Networking: It’s Not A Bad Word!

For many, the word networking elicits thoughts of schmoozing, asking for something, or slick salesmanship. But in reality, networking is defined in the dictionary as “a supportive system of sharing information and services among individuals and groups having a common interest.” That supportive system is critical to your career management.


As the first step in your networking, have a clear and specific career objective. If you have not decided on one specific career goal, be prepared with a list of viable alternatives. When networking, avoid saying “I am looking for a challenging position that offers growth potential.” Statements such as these do not help the listener figure out how to help you specifically.


Next, define your purpose in networking.
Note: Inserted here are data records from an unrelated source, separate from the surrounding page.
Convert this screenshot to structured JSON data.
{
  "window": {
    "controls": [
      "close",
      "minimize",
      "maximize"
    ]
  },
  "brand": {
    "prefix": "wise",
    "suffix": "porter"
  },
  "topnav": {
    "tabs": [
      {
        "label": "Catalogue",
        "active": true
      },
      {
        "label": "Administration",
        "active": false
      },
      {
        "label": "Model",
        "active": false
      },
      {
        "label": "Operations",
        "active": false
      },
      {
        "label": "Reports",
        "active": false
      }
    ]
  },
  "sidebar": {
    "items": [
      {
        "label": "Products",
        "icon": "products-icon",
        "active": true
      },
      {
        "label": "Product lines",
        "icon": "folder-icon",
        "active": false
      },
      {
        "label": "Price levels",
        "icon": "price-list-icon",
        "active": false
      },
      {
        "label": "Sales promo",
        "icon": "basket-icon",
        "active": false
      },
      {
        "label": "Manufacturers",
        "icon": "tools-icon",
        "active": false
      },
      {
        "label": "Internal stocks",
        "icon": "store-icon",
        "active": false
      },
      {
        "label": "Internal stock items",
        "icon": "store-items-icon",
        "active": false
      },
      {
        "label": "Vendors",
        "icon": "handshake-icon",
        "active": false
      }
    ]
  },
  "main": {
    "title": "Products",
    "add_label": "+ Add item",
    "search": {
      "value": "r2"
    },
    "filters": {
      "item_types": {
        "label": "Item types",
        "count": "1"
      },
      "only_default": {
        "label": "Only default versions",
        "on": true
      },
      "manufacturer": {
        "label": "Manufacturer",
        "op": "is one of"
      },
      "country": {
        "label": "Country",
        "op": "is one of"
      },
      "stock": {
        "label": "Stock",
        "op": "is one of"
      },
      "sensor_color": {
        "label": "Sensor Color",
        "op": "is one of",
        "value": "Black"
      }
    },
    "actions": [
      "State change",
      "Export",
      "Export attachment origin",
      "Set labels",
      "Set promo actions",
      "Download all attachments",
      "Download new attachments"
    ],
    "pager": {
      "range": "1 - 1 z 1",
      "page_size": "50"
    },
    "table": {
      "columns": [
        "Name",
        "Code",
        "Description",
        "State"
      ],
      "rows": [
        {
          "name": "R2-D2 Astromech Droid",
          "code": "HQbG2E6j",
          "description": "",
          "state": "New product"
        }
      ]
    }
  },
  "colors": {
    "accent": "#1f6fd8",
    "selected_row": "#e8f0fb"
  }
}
Would you like to: learn more about current or future career opportunities, gain constructive feedback, obtain information, get input, have greater visibility, or build a network of colleagues/contacts? Understanding what you need and want helps you know how to manage your connections.


Here are some additional tips to help you be successful in your networking:


-Think about what you have to offer in a networking interaction. By offering something in exchange for your contact’s time and information, you create a mutually beneficial relationship.

Examples could be: provide new ideas, share information, support other’s goals, help, brainstorm, share expertise, offer appreciation, provide research, and share contacts.


-Make a list of 10 people that might be possible networking contacts. Each day work on expanding your list until you have at least 100 people who you can talk to. Avoid feeling overwhelmed by this process, begin small by listing 10 people and then build your list from there. Start with co-workers, colleagues from professional associations, people you are on committees with or taking classes with, people who provide services, etc.


-Consider these places to network: professional meetings, around the office, alumni events, taking a class, volunteering or anywhere you make connections with others.


-Asking for a referral: when your friend refers you to his/her friend, you are no longer viewed as a stranger and the barriers disappear. When contacting referrals your goals are to develop a rapport with the person, learn more about the department, organization, or company in relation to your career goals and obtain information about other departments, companies, or people that may have potential opportunities of interest. Be sure to be brief when providing a summary of your background. Take notes on your discussion for future reference and be sure to follow up with a thank-you note. You will discover that most people are happy to help, but can only do so if you are prepared by asking the right questions.


-Last but not least, always keep in touch with your growing list of contacts and you will see your network blossom!


Here are some networking opening liners for you try:


o Tell me about…


o What is your opinion?


o Who would you suggest?


o How would I…?


o Since we don’t know each other, may I tell you about myself?


o Would you be willing to explain how you made your career change?


And try these suggested closings:


o You know a lot of people in the department/company. Does anyone come to mind who would be a good source of information?


o Do you know of any projects coming up that I may be of help with?


o After I speak with John, I will call and let you know what happened.

By Serena Santillanes
Serena Santillanes President